A weekly digest of current trends in housing and community development. The discussion examines topics from infrastructure to community fabric.
A New Guide to Participatory Planning
(RECAP: The Project for Public Spaces shares news of a new guide published by the Montréal Urban Ecology Centre that provides advice and best practices for community engagement.)
America’s Rental Housing 2015: Record Number of Renter Households Face Severe Affordability Problems
(RECAP: While lower-income households are most likely to experience these cost burdens, the 2015 report on rental housing released today from the Harvard Joint Center for Housing Studies finds rental cost burdens increasingly afflict even moderate-income renters earning as much as $45,000 per year.)
The Future of Architecture: Moss, Not Mirrors
(RECAP: Plants and lichens on a concrete wall used to be a sign of decay, but soon they might be a sign of sophistication.)
How Communities Could Create Aging-in-Place Zones
(RECAP: Land-use regulations could mean the difference between aging in place and moving elsewhere for many older adults, and restructuring zoning codes might allow more seniors to remain in their homes, a group of researchers has suggested.)
Opinions on Housing
The views and opinions expressed in Opinions on Housing are solely those of the original authors, and do not necessarily represent those of VHDA, our stakeholders or any/all contributors to this blog.
Anchoring “The Community” to the Community Building Movement
(RECAP: The current surge of advocacy for market-based approaches to revitalizing distressed communities has sparked attention to anchoring lower-income residents to the economies of their communities.)
Connecting Real Estate Developers to Meaningful Social Change

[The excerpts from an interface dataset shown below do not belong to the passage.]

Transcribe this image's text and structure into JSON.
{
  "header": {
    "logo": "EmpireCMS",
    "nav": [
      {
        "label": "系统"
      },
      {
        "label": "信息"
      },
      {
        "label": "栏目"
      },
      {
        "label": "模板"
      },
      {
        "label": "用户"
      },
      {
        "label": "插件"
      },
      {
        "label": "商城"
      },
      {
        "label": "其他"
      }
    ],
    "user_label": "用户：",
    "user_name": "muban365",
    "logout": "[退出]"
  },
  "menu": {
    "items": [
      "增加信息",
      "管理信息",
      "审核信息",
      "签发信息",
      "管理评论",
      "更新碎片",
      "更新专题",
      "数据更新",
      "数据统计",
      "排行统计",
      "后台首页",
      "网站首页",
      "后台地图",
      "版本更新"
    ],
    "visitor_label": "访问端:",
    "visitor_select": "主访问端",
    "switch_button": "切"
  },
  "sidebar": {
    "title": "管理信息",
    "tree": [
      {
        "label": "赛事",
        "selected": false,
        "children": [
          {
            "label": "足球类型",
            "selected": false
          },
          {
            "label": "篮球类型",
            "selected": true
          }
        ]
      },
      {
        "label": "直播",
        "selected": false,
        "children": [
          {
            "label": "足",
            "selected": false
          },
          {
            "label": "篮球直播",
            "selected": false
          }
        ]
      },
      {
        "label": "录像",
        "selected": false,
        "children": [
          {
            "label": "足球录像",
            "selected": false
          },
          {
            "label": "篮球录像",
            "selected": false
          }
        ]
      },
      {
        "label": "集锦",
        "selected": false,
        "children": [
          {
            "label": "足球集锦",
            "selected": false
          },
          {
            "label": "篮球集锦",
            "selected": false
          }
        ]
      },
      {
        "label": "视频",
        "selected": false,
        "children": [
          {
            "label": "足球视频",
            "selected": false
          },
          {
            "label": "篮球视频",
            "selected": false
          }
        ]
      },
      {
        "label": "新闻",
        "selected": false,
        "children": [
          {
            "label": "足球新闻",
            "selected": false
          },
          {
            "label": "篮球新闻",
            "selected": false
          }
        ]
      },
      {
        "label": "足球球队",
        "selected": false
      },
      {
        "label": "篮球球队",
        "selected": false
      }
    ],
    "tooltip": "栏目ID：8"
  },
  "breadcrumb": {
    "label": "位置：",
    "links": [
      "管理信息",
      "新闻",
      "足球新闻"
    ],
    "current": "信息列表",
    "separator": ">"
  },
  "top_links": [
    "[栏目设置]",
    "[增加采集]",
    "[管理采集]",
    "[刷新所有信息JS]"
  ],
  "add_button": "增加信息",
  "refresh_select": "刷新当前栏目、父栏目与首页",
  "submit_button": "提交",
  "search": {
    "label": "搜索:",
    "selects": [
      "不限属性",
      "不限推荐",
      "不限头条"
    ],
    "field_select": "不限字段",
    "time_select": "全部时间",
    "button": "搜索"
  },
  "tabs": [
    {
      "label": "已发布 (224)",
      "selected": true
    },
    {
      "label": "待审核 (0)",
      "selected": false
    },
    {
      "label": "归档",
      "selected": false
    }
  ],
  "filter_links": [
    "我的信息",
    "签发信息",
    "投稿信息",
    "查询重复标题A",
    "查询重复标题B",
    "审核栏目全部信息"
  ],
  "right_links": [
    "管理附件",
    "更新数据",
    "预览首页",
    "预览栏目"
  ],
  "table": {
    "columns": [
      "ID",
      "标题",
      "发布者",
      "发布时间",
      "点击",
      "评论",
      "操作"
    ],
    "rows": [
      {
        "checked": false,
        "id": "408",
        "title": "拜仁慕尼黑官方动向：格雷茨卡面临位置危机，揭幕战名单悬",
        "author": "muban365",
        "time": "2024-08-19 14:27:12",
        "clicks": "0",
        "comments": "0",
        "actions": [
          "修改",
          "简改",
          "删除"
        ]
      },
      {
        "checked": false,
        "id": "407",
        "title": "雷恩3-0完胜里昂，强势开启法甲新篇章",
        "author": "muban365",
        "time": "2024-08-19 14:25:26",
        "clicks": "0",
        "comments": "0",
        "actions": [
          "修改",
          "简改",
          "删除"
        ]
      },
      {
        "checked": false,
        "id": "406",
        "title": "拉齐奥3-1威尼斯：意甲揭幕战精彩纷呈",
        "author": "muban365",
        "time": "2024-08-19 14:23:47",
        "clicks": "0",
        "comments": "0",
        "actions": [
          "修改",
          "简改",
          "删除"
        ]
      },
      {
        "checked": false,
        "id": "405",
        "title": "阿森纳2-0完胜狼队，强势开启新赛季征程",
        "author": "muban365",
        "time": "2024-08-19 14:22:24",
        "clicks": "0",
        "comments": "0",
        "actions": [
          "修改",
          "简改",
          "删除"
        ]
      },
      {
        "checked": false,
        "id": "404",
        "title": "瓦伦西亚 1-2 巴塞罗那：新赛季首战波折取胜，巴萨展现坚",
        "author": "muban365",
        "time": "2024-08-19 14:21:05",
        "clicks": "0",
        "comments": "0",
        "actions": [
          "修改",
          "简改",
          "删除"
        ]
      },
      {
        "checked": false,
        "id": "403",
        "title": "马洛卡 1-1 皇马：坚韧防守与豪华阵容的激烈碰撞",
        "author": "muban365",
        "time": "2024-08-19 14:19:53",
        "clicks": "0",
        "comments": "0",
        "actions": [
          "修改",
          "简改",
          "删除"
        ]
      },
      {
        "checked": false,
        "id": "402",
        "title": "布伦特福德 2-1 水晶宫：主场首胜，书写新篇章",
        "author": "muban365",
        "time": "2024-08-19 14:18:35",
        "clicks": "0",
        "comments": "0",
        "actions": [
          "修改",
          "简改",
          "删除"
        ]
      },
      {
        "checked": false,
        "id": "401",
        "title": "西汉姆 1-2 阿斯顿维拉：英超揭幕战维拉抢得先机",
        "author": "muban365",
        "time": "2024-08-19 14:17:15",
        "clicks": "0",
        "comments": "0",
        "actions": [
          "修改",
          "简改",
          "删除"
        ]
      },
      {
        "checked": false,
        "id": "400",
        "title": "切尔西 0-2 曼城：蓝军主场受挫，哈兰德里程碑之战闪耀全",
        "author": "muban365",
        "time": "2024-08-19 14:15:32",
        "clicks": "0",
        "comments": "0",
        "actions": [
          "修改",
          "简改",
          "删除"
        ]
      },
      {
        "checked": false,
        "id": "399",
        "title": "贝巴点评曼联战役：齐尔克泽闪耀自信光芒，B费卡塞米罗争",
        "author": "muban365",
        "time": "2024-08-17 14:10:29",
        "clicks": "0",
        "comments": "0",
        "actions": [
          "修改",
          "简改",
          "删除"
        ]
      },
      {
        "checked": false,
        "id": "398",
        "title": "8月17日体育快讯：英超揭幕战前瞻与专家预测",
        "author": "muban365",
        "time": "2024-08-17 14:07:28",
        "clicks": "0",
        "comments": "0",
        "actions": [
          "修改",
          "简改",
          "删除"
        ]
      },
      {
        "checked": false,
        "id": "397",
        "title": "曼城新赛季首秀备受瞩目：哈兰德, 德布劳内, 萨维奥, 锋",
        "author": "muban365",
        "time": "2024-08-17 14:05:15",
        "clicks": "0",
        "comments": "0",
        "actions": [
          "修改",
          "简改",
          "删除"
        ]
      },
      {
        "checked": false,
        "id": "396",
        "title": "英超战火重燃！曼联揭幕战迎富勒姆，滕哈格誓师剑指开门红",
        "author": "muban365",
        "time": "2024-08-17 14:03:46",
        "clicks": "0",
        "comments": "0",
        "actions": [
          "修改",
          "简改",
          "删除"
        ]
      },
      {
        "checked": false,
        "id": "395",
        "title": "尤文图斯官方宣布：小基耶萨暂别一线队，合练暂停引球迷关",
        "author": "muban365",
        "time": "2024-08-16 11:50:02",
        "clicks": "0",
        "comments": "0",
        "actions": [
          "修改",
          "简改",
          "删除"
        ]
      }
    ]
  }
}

(RECAP: Government and private-sector actors alike need to focus on integrating social impact into our urban developments and creating stronger and more coordinated financing mechanisms that still realize a decent return. Enabling impact development could truly change the way we rebuild our cities and communities in 21st century.)